Justice Minister Andrew Little said the additional rule increases the threshold for a party to kick out one of its own MPs.

The other rules mirror the previous law. At least two-thirds of a party caucus would have to agree with the party leader to expel an MP, after written notice to the MP and a period of 21 working days for the MP to respond.

Little said the 2005 Supreme Court decision between the Act Party and former MP Donna Awatere Huata also was a reason to include the additional clause about party rule compliance.

The court ruled that Huata should be removed from Parliament and replaced by an Act list MP, rather than stay on as an independent.

Little said the court had made it clear that it did not want to have to make qualitative judgments on whether expulsion is justified, which could lead to interviewing MPs.

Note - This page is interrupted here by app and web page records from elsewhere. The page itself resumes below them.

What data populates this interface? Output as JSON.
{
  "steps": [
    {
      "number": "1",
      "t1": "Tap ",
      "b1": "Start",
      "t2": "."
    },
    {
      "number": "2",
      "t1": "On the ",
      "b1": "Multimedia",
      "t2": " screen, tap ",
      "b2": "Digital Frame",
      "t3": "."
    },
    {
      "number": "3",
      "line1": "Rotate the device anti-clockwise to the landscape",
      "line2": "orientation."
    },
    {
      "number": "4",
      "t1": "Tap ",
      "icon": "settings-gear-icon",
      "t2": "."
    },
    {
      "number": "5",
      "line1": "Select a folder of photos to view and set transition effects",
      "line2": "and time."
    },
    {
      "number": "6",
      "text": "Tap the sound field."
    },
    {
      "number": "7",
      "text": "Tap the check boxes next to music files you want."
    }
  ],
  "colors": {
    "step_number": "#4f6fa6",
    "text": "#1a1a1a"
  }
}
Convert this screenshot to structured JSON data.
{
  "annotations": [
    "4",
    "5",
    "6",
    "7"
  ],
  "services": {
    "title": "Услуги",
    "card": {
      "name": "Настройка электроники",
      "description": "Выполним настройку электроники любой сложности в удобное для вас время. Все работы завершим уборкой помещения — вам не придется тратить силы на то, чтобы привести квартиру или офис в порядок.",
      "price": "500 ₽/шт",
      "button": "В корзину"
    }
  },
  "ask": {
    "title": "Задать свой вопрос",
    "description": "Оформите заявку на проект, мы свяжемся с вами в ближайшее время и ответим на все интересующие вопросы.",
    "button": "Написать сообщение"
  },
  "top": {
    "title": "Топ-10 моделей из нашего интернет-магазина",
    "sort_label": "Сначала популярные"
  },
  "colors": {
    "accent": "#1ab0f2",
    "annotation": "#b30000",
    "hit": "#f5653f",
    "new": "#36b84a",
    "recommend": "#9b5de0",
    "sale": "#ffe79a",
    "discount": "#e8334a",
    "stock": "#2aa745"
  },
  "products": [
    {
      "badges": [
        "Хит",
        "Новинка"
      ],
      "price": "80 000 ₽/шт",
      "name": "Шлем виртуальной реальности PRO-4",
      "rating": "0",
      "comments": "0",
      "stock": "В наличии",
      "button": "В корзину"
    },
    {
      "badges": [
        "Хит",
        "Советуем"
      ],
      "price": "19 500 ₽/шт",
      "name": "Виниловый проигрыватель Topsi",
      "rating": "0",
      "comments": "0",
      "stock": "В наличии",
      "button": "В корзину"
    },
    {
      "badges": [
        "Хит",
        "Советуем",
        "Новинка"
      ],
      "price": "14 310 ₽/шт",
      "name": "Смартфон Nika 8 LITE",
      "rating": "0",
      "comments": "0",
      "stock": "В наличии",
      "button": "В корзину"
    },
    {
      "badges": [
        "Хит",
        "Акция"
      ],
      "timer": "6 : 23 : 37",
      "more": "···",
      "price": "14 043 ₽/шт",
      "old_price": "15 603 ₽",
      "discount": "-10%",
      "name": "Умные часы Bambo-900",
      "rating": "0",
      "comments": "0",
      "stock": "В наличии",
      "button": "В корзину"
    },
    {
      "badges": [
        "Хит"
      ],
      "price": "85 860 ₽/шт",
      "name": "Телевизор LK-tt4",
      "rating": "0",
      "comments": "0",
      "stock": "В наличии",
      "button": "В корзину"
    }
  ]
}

The court should instead be able to see "on-the-surface compliance" by looking at the party rules.

"They don't want to go beyond that. Putting in this added thing about compliance with the party rules is an extra, easy requirement for a court to look at, if there is a challenge to a decision."

A party-hopping law came in under the Labour-Alliance coalition in 2001, but had a sunset clause and expired in September 2005. It was re-introduced two months later as part of the Labour-NZ First confidence and supply agreement, but languished on the order paper until National won the 2008 election - when it was dropped altogether.

At the time, the Greens voted against it, with then-co-leader Rod Donald saying the bill was "anti-democratic and draconian".

"You've got to ask why people in Labour and NZ First think some of their MPs are going to desert their parties," Donald said.

The law required MPs who wanted to leave their party or were expelled, to resign from Parliament. It followed the case of Alamein Kopu, who left the Alliance in 1997 but stayed in Parliament and voted with National, and the public fracturing of NZ First, which lost nine MPs in 1998.

Last month it was revealed that the Greens were considering asking for policy concessions ​in exchange for its support for a waka-jumping bill, but faced criticism from Labour and NZ First after the internal proposal was accidentally sent to media and made public.

Shaw later said that the Greens had ditched the horse-trading idea and would support the bill, though in its internal memo the Greens noted that doing so had the potential to upset its core party members.